> _EXERCISE_: Examine the data line by line and report how many lines include the word "desc", with no additional output.

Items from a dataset
<<<<
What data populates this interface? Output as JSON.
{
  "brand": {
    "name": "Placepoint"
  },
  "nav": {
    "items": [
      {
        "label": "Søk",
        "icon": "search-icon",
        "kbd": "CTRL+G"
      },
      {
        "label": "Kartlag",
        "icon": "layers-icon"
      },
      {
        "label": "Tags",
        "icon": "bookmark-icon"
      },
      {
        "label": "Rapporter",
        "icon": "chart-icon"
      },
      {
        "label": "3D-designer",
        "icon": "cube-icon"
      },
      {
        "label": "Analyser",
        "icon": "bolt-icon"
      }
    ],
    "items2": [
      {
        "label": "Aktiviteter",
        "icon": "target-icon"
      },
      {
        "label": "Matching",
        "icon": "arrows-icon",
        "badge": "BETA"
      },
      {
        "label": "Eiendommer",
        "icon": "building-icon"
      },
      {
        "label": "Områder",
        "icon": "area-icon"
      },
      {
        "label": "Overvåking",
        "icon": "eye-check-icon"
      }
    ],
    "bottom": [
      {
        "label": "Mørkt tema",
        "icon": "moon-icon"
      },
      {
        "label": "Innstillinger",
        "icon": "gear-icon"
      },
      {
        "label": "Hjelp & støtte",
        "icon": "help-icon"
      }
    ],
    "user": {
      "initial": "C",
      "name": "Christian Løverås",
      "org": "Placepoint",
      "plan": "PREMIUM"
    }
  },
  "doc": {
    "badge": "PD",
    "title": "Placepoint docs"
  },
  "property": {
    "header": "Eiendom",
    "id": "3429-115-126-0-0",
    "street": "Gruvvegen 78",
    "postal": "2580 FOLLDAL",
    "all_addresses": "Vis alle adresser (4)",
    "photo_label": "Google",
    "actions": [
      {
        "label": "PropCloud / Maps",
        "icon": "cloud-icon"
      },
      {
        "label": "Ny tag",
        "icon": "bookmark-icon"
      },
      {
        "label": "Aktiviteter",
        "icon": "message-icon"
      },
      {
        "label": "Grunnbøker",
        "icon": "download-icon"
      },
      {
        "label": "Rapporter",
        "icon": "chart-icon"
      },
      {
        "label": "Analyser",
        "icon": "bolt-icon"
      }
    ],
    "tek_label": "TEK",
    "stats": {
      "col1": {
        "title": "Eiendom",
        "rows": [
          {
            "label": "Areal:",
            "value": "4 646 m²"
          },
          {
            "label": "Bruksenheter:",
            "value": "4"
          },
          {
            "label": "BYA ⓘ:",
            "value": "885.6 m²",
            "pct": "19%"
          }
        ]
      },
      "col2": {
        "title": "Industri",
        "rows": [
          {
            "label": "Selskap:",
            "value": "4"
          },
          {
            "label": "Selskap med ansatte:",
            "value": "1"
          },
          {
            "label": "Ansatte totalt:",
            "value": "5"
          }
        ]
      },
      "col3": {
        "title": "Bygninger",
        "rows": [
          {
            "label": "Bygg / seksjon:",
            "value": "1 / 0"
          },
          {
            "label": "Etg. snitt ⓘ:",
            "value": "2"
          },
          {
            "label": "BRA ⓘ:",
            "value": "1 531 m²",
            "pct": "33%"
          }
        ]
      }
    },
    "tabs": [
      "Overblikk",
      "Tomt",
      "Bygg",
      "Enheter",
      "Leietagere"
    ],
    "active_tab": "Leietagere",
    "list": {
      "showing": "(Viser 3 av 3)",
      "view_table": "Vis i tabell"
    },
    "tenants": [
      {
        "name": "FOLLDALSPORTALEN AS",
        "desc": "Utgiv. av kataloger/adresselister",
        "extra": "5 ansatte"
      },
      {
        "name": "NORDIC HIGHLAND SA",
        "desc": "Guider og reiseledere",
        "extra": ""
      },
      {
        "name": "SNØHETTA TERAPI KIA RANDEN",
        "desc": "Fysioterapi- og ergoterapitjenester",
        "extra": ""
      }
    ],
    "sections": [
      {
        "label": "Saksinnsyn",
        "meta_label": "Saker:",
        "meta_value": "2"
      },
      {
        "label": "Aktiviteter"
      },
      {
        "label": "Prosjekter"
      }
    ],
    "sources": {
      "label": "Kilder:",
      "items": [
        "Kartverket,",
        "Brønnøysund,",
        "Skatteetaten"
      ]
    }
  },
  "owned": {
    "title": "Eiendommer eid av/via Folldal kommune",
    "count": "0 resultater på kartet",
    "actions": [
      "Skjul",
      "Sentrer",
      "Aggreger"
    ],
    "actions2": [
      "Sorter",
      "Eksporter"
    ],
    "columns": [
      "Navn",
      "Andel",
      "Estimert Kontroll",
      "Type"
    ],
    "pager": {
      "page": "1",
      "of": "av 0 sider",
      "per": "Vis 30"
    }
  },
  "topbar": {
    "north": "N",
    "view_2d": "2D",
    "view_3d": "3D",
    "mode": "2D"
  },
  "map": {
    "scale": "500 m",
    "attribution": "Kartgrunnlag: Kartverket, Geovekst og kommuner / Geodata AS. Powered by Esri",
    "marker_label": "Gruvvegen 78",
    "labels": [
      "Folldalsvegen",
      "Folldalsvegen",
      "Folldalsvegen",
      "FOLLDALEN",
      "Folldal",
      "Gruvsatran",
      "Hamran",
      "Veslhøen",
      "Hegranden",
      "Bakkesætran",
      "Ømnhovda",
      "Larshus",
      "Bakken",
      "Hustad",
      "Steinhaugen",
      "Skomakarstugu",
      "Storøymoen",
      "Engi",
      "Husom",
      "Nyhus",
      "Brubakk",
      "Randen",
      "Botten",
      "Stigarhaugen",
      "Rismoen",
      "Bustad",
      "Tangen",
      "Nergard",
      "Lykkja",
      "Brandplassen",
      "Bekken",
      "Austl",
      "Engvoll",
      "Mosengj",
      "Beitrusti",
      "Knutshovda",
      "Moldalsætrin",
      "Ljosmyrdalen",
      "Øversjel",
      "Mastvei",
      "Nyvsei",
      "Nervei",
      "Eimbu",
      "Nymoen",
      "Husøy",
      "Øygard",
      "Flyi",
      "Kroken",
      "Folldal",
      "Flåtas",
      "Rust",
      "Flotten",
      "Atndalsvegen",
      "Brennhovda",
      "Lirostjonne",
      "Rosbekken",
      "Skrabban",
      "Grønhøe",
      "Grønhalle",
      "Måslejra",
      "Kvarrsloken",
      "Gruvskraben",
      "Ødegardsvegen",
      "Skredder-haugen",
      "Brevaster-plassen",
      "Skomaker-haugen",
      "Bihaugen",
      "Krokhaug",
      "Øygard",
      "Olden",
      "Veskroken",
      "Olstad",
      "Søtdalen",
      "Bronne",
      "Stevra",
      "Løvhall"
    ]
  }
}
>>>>
> _FINISHED TASK_: 3